Being named as executor of a deceased person's estate can be a difficult responsibility. There are many laws and court rulings which govern the probate process. While an executor will not assume direct control of the decedent's bank accounts, the probate court will grant her indirect access to the deceased person's accounts by allowing the creation of a checking account in the name of the estate.
Probate is the process by which an executor is appointed by the court, often as requested in the decedent's will, and all assets and liabilities in the estate are inventoried and dealt with as appropriate. Once the court has granted executor status to an individual, the assets are all accounted for, then any outstanding obligations or taxes are paid. Finally, the executor makes bequests to individuals or other entities as directed in the decedent's will.
Executor's Rights and Responsibilities
Once confirmed by the court, an executor has limited control over the decedent's assets, including indirect access to their checking account. Based on the authority given them by the court, he can either have the decedent's account re-named to the estate account, or simply create a new account in the name of the estate and have money transferred from the deceased person's account into the new account, from which he can write checks.
Limitations of Executor's Rights

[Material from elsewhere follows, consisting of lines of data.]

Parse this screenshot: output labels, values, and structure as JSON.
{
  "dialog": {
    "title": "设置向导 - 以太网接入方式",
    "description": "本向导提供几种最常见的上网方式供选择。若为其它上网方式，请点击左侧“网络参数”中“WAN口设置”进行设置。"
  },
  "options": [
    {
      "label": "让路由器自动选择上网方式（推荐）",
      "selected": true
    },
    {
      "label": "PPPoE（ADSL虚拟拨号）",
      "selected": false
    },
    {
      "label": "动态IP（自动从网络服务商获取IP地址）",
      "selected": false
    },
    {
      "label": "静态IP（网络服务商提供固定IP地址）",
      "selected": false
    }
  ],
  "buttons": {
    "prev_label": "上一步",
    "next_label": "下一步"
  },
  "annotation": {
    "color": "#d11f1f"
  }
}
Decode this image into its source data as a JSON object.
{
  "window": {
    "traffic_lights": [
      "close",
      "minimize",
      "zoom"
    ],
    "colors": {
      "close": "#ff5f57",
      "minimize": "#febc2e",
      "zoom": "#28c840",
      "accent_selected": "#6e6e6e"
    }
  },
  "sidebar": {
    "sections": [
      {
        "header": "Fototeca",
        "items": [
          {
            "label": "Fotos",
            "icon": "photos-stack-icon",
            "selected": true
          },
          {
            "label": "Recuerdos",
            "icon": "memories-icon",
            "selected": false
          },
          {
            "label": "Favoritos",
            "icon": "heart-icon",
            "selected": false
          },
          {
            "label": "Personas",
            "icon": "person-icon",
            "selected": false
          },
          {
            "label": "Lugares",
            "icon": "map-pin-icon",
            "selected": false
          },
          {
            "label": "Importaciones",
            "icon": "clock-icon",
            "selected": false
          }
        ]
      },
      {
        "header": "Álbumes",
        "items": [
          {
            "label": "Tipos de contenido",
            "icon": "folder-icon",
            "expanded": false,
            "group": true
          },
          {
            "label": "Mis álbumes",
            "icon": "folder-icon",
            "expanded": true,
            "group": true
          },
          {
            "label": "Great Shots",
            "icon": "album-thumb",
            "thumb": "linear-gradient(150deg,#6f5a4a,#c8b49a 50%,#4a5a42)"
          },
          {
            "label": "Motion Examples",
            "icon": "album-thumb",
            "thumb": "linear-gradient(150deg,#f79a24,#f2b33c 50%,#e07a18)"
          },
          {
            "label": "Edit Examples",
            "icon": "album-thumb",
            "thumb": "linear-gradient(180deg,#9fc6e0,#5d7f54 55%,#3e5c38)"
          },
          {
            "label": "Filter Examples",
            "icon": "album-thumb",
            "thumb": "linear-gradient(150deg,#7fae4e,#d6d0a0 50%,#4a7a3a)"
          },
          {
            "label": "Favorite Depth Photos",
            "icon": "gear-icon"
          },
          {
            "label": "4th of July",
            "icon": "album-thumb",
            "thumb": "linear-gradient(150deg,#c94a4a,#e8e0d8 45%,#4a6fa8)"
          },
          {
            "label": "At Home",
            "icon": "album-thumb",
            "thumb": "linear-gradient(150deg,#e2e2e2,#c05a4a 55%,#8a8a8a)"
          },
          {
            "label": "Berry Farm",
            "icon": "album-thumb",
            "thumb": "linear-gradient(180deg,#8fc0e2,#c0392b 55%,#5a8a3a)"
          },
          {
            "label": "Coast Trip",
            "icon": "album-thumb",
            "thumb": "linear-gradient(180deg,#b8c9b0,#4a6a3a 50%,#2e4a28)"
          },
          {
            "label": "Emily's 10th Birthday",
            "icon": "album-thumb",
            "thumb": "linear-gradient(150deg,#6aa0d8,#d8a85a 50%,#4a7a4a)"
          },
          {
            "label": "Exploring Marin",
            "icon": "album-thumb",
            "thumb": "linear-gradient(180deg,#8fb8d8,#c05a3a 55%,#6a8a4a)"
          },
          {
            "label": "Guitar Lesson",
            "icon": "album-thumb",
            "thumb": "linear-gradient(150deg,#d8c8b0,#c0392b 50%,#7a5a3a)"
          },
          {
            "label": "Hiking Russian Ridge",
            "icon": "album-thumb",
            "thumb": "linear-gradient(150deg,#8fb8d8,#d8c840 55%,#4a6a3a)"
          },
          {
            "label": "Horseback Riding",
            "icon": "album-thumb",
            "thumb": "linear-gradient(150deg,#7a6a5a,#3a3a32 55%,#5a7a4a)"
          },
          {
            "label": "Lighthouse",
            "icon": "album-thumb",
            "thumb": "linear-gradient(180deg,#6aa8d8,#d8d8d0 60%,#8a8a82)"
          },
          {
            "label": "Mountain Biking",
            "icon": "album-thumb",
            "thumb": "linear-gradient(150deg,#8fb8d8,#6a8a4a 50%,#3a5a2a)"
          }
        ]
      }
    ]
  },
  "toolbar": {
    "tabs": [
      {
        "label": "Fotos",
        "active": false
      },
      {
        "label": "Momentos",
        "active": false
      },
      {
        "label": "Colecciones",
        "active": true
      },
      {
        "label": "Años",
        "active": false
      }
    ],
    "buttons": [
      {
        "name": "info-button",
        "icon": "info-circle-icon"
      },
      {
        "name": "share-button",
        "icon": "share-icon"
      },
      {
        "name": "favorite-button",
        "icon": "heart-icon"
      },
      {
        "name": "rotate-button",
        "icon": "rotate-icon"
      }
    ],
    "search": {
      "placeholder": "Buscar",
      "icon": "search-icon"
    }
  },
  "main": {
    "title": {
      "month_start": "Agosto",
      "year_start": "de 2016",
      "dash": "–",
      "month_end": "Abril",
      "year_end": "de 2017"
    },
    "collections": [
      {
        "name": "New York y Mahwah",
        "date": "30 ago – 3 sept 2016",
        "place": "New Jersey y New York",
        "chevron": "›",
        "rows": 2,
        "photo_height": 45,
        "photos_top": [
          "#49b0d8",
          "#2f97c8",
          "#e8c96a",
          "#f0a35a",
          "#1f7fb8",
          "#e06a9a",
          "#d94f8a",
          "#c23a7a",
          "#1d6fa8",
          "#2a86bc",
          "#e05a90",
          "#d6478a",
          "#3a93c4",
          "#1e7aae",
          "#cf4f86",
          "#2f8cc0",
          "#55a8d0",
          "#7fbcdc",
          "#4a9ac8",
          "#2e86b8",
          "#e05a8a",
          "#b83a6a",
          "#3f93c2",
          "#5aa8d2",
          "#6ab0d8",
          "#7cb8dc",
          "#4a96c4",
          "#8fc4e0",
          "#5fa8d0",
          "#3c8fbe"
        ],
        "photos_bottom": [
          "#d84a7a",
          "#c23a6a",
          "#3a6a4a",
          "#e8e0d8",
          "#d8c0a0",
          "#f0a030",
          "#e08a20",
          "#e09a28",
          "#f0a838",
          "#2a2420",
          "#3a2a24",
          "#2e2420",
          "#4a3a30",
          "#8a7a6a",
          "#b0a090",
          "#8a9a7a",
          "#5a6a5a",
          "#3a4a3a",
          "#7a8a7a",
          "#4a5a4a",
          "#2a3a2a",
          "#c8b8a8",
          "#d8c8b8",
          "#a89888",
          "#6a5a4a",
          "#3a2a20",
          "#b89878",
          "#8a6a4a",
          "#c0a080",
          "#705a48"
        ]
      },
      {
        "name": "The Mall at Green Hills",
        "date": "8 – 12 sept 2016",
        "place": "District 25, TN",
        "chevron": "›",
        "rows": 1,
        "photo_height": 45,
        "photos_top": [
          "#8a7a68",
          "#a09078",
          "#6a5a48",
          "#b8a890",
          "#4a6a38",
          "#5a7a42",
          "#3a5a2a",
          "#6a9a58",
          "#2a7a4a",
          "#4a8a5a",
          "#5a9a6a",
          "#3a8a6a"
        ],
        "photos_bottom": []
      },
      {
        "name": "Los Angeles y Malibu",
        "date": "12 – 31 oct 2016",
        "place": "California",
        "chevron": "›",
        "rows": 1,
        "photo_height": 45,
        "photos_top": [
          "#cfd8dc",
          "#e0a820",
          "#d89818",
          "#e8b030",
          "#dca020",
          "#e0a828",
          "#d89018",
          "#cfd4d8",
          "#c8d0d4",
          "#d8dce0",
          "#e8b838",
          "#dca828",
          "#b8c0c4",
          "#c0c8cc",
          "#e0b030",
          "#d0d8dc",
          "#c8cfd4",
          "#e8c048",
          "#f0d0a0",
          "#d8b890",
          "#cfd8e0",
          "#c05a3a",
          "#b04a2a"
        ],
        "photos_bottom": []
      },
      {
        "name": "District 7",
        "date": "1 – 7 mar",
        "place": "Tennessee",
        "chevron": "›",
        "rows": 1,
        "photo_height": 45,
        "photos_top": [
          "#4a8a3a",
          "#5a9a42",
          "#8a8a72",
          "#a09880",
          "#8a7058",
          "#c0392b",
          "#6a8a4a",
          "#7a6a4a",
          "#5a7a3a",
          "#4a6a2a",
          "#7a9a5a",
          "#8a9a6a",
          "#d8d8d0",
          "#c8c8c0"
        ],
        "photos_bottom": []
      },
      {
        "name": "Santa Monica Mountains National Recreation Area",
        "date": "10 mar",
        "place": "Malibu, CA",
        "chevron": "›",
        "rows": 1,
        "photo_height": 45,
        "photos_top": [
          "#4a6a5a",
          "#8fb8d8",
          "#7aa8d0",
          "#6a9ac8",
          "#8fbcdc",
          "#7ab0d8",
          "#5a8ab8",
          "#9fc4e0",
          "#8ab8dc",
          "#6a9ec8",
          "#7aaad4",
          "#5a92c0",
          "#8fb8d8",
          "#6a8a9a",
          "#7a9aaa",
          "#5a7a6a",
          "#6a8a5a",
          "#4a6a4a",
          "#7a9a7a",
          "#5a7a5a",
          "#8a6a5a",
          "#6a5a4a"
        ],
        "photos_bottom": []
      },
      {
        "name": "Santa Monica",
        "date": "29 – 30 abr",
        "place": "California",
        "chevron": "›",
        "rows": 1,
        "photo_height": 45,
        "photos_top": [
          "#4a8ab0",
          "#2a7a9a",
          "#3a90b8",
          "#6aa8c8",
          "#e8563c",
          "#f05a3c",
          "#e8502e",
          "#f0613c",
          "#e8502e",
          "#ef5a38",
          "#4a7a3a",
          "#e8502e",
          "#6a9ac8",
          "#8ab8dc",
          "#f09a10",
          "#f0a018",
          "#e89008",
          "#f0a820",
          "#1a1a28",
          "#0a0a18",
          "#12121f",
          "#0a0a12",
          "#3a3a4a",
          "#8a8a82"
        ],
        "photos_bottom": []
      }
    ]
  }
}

The executor cannot transfer money from the decedent's checking account into her own, or make payments to themselves from the estate account. In many cases, the probate court must review and approve major transactions even after the executor is appointed. Once all the liabilities of the deceased have been settled and bequests made according to the specifications of the will, an executor must present a final accounting for review by the court and any other interested parties, which proves that the executor has fulfilled their responsibilities. If any portion of the will is contested, the executor's power to fulfill the wishes of the deceased may be over-ruled by a court decision.
Surviving Co-signer to Decedent's Joint Account
Joint accounts held by the deceased at the time of death are a special circumstance. If the deceased person had a joint checking account with another individual or entity which outlived the decedent, the funds usually pass to the co-signer and are not part of the estate. This can be contested by an interested party during the probate process along with most other details of the will and estate. However, an executor does not normally have access to those funds as part of the estate.
Elliott Taylor has been a writer and blogger since 2009. His articles have been published in the "Arbiter" and "Messenger Index" newspapers, as well as online venues. Taylor holds a Bachelor of Business Administration in marketing from Boise State University.